- [Assignment]: Take every line containing "snap" out of the records.

- [Records supplied]:
=== Section Start ===
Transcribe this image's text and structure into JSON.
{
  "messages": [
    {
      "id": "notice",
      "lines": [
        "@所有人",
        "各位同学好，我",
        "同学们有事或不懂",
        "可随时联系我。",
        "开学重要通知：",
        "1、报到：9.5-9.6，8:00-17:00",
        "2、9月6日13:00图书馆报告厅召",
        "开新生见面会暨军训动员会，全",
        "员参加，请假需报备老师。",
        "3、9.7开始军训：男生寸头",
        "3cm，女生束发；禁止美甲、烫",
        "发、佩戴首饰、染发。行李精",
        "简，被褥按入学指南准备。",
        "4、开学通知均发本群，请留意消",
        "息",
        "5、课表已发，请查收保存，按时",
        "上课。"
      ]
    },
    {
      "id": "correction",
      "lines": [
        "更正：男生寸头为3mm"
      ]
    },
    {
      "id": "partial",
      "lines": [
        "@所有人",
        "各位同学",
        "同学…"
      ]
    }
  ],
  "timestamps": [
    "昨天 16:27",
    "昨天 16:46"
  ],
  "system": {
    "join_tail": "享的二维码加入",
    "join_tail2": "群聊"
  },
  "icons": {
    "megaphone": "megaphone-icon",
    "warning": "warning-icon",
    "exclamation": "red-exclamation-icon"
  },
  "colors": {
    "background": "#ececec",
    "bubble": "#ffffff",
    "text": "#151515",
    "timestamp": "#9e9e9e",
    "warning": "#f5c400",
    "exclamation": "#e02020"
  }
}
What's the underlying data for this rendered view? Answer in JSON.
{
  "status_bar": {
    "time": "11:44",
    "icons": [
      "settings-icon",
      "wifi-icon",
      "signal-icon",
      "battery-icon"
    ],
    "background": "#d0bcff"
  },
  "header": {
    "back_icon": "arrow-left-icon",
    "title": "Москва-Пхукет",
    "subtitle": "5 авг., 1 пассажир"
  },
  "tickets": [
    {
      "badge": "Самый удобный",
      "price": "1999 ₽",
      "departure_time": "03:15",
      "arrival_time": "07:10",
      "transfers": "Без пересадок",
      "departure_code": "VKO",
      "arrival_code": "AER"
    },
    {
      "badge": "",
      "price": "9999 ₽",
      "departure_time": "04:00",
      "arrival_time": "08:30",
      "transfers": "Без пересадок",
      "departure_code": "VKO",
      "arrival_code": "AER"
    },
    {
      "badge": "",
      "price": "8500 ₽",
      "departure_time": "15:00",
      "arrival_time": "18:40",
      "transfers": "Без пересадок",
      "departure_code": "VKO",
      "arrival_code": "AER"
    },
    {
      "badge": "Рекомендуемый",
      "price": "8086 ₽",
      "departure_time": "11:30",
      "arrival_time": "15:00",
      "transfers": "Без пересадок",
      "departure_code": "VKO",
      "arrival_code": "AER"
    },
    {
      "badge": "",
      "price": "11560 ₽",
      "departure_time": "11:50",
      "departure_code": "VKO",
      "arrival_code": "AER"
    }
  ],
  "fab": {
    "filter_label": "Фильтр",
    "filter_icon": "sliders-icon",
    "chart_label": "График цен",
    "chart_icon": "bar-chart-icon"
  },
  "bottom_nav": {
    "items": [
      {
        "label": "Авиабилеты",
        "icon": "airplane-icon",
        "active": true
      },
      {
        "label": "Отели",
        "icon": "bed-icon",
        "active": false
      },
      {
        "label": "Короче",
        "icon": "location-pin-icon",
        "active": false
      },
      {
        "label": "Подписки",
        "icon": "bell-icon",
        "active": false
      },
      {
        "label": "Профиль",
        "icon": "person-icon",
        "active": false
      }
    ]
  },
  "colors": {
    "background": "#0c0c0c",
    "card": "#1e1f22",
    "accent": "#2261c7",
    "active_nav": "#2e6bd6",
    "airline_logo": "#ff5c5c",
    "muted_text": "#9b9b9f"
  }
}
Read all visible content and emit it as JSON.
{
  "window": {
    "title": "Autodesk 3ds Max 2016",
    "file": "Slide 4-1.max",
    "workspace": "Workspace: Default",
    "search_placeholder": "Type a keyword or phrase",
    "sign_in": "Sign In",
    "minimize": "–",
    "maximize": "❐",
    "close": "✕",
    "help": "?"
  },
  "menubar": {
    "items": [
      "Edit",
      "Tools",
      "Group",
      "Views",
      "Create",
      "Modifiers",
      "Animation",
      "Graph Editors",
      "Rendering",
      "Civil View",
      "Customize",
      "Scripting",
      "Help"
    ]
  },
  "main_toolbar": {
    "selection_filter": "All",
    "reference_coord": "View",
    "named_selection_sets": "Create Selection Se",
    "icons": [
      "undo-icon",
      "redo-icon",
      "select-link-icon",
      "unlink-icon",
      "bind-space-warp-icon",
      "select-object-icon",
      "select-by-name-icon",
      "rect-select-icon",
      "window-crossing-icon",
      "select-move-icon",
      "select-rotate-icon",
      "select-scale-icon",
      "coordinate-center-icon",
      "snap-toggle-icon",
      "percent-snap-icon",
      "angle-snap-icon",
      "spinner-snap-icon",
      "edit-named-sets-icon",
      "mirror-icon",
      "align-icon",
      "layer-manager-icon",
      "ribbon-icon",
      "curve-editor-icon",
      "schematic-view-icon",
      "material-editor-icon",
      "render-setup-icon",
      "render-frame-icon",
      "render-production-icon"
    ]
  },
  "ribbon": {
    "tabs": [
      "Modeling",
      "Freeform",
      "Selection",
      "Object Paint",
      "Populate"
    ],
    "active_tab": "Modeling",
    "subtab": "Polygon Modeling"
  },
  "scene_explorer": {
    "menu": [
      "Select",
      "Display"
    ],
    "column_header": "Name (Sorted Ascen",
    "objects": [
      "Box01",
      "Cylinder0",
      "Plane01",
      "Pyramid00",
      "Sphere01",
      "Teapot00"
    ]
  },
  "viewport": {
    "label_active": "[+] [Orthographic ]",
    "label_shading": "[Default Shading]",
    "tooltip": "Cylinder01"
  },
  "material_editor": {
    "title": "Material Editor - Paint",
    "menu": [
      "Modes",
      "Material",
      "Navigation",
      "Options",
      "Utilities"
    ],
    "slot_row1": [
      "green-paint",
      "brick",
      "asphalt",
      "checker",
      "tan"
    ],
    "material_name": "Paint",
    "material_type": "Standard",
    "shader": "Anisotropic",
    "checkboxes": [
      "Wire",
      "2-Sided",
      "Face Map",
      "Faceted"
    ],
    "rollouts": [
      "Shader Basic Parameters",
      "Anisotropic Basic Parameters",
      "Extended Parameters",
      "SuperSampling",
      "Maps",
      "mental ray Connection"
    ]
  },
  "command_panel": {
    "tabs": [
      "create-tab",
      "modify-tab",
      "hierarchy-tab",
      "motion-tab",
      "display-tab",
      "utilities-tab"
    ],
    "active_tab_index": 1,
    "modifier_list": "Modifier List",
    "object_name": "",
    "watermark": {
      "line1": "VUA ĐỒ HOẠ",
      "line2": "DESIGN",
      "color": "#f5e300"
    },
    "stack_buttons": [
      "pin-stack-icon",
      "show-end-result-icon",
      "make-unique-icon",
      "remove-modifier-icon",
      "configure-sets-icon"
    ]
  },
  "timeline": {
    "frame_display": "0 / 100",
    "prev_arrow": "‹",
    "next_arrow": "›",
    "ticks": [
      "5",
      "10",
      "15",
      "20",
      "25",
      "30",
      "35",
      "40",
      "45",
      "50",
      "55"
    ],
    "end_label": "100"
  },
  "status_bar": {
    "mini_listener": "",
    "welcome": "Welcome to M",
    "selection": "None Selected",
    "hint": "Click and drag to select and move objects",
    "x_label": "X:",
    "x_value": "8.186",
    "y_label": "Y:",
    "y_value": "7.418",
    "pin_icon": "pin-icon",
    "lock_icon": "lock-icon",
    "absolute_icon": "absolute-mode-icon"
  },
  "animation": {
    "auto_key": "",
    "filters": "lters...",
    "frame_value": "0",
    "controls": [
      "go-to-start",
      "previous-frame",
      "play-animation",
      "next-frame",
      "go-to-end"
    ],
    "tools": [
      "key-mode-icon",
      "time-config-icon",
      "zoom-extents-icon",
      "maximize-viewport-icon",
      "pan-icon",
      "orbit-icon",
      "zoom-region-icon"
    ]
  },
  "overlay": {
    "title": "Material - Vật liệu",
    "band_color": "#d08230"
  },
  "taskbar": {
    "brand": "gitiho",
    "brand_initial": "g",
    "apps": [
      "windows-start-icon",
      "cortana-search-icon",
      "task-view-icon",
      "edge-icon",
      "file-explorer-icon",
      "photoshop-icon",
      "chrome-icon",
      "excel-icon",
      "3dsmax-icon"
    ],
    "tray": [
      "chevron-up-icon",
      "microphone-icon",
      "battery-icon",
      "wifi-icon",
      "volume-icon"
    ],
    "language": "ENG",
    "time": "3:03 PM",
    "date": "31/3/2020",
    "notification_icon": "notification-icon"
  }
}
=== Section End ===
- [Expected answer]:
      "snap-toggle-icon",
      "percent-snap-icon",
      "angle-snap-icon",
      "spinner-snap-icon",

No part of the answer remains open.